▶ **THE PROBLEM**: Whenever a line in the data holds the string "active", pull that line out.

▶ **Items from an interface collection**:
───

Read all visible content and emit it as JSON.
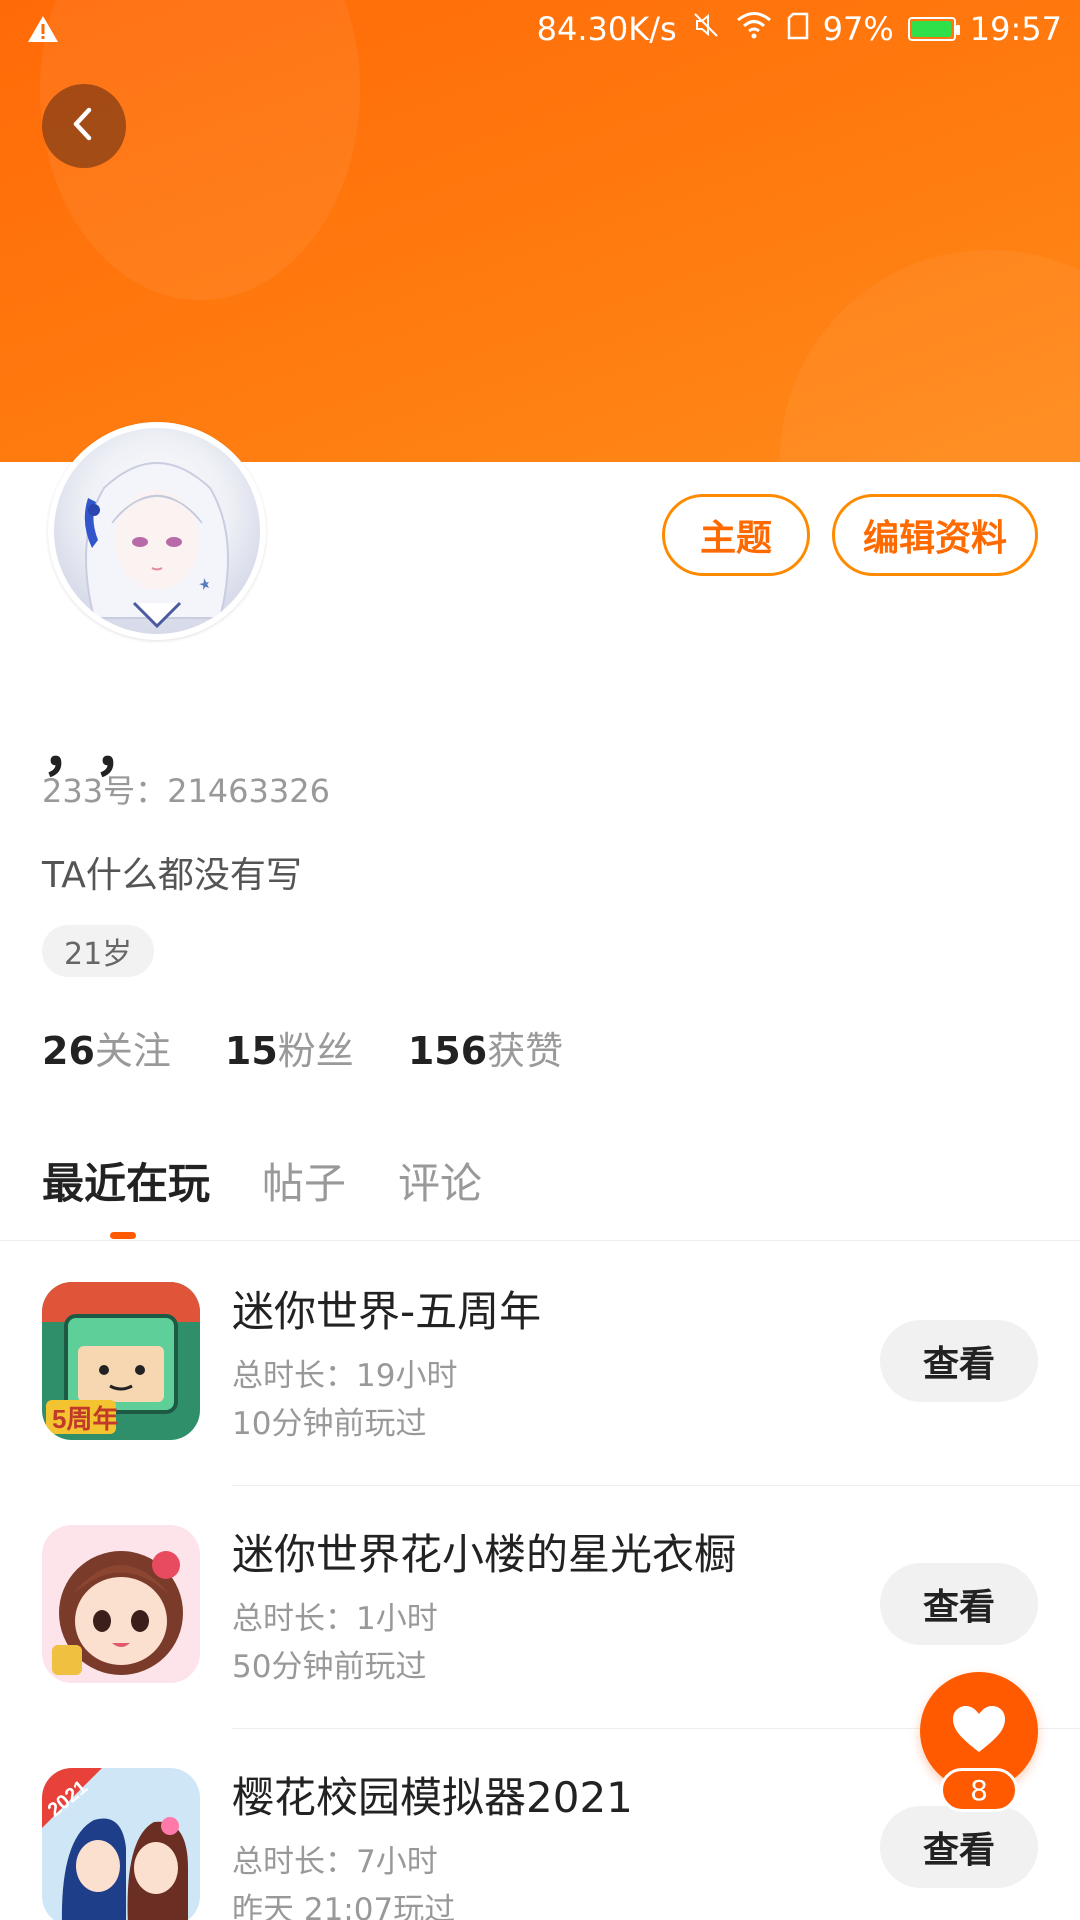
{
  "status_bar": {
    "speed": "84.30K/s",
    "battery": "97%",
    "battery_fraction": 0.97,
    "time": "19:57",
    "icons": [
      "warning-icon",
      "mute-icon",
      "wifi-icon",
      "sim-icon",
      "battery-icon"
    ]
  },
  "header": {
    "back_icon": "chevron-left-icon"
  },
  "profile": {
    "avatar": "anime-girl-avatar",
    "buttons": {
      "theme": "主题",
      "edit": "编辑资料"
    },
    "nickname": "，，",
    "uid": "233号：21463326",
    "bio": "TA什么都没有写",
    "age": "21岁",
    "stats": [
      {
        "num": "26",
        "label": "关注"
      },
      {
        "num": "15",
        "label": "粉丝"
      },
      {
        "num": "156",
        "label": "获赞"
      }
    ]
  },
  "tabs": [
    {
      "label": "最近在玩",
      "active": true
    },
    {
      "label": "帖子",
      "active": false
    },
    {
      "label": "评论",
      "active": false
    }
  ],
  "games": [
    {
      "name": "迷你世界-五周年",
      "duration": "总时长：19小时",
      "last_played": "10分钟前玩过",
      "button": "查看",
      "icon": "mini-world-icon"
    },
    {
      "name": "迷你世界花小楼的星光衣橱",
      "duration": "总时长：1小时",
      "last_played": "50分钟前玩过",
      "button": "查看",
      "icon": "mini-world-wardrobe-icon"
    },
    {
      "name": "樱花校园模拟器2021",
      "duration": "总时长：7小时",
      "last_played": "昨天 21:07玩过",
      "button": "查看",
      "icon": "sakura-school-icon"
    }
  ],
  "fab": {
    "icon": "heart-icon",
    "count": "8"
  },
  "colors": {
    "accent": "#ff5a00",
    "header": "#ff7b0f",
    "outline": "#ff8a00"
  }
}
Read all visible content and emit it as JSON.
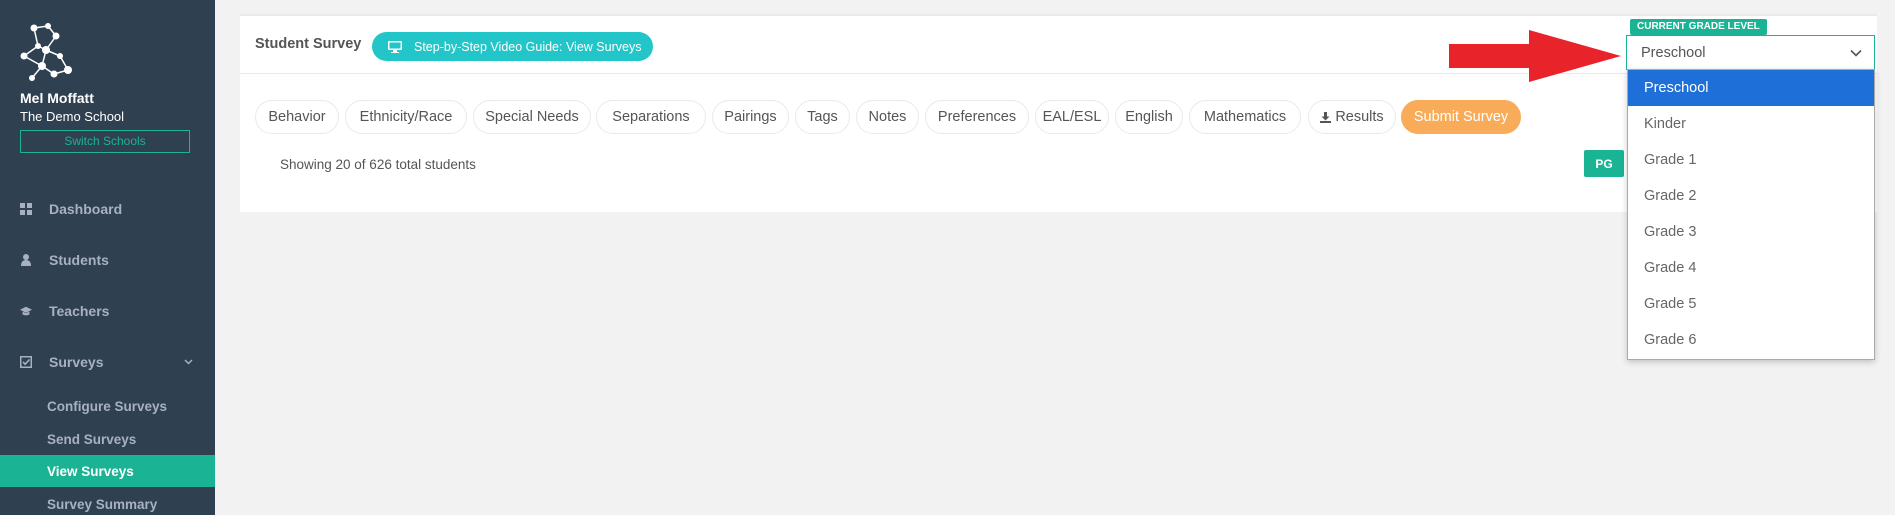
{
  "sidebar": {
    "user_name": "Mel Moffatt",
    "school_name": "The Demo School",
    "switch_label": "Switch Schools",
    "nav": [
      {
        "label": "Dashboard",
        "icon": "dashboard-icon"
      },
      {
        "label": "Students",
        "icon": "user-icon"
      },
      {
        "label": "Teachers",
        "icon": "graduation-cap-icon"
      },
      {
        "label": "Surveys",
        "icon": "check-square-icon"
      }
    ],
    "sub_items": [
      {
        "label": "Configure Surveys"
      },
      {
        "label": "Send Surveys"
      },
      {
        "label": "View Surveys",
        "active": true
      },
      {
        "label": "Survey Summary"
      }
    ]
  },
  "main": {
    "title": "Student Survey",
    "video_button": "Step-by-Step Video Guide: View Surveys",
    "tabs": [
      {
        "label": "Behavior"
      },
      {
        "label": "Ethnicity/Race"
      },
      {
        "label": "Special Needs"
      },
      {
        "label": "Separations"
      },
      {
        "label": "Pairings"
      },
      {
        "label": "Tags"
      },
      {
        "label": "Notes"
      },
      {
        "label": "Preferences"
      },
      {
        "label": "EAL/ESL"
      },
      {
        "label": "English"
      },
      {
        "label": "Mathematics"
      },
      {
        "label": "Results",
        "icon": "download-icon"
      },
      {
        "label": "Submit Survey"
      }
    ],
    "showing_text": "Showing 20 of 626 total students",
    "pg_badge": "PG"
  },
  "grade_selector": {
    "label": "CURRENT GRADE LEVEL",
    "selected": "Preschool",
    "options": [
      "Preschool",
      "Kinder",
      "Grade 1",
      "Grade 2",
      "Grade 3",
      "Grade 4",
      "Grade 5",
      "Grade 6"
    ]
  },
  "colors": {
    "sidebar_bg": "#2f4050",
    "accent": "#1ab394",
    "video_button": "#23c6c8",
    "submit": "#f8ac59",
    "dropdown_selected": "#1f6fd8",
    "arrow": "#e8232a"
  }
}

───

▶ **TASK OUTPUT**:
      "active": true
      "active": false
      "active": false
        "active": true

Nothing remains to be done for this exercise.